> **Description of the task**
Copy out each line of the material below with no changes.

■ ■ ■ ■

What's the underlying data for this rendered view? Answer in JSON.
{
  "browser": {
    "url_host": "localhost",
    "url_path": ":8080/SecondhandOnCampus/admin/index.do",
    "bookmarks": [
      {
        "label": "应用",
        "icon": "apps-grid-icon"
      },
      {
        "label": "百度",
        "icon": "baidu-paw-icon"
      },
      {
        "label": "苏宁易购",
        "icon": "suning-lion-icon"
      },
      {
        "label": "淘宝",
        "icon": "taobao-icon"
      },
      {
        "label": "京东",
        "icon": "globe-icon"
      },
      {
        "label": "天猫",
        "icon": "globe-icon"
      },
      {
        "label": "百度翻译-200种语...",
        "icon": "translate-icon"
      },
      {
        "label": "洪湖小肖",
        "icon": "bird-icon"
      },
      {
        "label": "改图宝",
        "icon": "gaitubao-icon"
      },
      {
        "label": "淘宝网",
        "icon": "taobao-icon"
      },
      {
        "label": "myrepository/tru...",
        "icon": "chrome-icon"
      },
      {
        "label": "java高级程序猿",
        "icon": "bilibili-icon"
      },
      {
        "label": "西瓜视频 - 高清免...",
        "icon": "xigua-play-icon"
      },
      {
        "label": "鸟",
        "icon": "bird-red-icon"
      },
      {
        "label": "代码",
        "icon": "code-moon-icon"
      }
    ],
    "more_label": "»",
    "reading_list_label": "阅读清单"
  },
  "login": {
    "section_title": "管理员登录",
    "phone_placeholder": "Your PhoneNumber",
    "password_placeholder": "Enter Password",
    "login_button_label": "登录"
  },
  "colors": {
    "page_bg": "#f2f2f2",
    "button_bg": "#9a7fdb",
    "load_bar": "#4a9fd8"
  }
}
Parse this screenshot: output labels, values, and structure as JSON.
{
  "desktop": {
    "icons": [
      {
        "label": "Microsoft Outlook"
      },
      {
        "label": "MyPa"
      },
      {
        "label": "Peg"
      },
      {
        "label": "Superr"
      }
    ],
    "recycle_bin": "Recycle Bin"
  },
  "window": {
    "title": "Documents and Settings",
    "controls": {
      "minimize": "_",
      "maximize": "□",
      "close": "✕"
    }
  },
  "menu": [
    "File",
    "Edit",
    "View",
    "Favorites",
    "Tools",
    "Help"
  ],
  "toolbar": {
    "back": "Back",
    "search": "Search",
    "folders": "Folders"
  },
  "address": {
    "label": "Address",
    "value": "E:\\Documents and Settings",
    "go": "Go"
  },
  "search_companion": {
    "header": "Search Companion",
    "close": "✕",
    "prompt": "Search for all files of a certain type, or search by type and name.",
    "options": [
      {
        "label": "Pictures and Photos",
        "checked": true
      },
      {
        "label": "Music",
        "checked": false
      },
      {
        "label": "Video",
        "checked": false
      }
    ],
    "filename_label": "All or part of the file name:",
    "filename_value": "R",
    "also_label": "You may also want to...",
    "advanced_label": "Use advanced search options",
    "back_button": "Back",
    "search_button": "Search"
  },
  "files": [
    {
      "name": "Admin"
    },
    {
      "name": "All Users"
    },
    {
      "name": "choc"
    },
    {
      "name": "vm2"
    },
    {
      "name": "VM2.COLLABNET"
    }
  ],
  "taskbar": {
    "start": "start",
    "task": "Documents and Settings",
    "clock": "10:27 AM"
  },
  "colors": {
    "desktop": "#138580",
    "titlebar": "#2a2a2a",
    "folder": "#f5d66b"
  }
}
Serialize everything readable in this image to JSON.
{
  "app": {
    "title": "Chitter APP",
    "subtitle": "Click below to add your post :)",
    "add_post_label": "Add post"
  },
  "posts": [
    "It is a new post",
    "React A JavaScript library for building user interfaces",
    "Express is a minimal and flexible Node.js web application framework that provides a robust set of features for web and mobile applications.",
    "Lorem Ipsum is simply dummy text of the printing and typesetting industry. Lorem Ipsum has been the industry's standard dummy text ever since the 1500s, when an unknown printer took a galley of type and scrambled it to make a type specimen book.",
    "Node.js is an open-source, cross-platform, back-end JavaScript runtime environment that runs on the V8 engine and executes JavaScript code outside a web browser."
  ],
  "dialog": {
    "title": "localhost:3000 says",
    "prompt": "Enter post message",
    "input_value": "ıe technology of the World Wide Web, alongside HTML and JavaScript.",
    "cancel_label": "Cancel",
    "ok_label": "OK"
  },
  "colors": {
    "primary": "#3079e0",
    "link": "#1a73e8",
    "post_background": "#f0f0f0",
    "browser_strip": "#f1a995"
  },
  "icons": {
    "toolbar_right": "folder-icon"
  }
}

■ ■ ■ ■

> **Solution to the exercise**
What's the underlying data for this rendered view? Answer in JSON.
{
  "browser": {
    "url_host": "localhost",
    "url_path": ":8080/SecondhandOnCampus/admin/index.do",
    "bookmarks": [
      {
        "label": "应用",
        "icon": "apps-grid-icon"
      },
      {
        "label": "百度",
        "icon": "baidu-paw-icon"
      },
      {
        "label": "苏宁易购",
        "icon": "suning-lion-icon"
      },
      {
        "label": "淘宝",
        "icon": "taobao-icon"
      },
      {
        "label": "京东",
        "icon": "globe-icon"
      },
      {
        "label": "天猫",
        "icon": "globe-icon"
      },
      {
        "label": "百度翻译-200种语...",
        "icon": "translate-icon"
      },
      {
        "label": "洪湖小肖",
        "icon": "bird-icon"
      },
      {
        "label": "改图宝",
        "icon": "gaitubao-icon"
      },
      {
        "label": "淘宝网",
        "icon": "taobao-icon"
      },
      {
        "label": "myrepository/tru...",
        "icon": "chrome-icon"
      },
      {
        "label": "java高级程序猿",
        "icon": "bilibili-icon"
      },
      {
        "label": "西瓜视频 - 高清免...",
        "icon": "xigua-play-icon"
      },
      {
        "label": "鸟",
        "icon": "bird-red-icon"
      },
      {
        "label": "代码",
        "icon": "code-moon-icon"
      }
    ],
    "more_label": "»",
    "reading_list_label": "阅读清单"
  },
  "login": {
    "section_title": "管理员登录",
    "phone_placeholder": "Your PhoneNumber",
    "password_placeholder": "Enter Password",
    "login_button_label": "登录"
  },
  "colors": {
    "page_bg": "#f2f2f2",
    "button_bg": "#9a7fdb",
    "load_bar": "#4a9fd8"
  }
}
Parse this screenshot: output labels, values, and structure as JSON.
{
  "desktop": {
    "icons": [
      {
        "label": "Microsoft Outlook"
      },
      {
        "label": "MyPa"
      },
      {
        "label": "Peg"
      },
      {
        "label": "Superr"
      }
    ],
    "recycle_bin": "Recycle Bin"
  },
  "window": {
    "title": "Documents and Settings",
    "controls": {
      "minimize": "_",
      "maximize": "□",
      "close": "✕"
    }
  },
  "menu": [
    "File",
    "Edit",
    "View",
    "Favorites",
    "Tools",
    "Help"
  ],
  "toolbar": {
    "back": "Back",
    "search": "Search",
    "folders": "Folders"
  },
  "address": {
    "label": "Address",
    "value": "E:\\Documents and Settings",
    "go": "Go"
  },
  "search_companion": {
    "header": "Search Companion",
    "close": "✕",
    "prompt": "Search for all files of a certain type, or search by type and name.",
    "options": [
      {
        "label": "Pictures and Photos",
        "checked": true
      },
      {
        "label": "Music",
        "checked": false
      },
      {
        "label": "Video",
        "checked": false
      }
    ],
    "filename_label": "All or part of the file name:",
    "filename_value": "R",
    "also_label": "You may also want to...",
    "advanced_label": "Use advanced search options",
    "back_button": "Back",
    "search_button": "Search"
  },
  "files": [
    {
      "name": "Admin"
    },
    {
      "name": "All Users"
    },
    {
      "name": "choc"
    },
    {
      "name": "vm2"
    },
    {
      "name": "VM2.COLLABNET"
    }
  ],
  "taskbar": {
    "start": "start",
    "task": "Documents and Settings",
    "clock": "10:27 AM"
  },
  "colors": {
    "desktop": "#138580",
    "titlebar": "#2a2a2a",
    "folder": "#f5d66b"
  }
}
Serialize everything readable in this image to JSON.
{
  "app": {
    "title": "Chitter APP",
    "subtitle": "Click below to add your post :)",
    "add_post_label": "Add post"
  },
  "posts": [
    "It is a new post",
    "React A JavaScript library for building user interfaces",
    "Express is a minimal and flexible Node.js web application framework that provides a robust set of features for web and mobile applications.",
    "Lorem Ipsum is simply dummy text of the printing and typesetting industry. Lorem Ipsum has been the industry's standard dummy text ever since the 1500s, when an unknown printer took a galley of type and scrambled it to make a type specimen book.",
    "Node.js is an open-source, cross-platform, back-end JavaScript runtime environment that runs on the V8 engine and executes JavaScript code outside a web browser."
  ],
  "dialog": {
    "title": "localhost:3000 says",
    "prompt": "Enter post message",
    "input_value": "ıe technology of the World Wide Web, alongside HTML and JavaScript.",
    "cancel_label": "Cancel",
    "ok_label": "OK"
  },
  "colors": {
    "primary": "#3079e0",
    "link": "#1a73e8",
    "post_background": "#f0f0f0",
    "browser_strip": "#f1a995"
  },
  "icons": {
    "toolbar_right": "folder-icon"
  }
}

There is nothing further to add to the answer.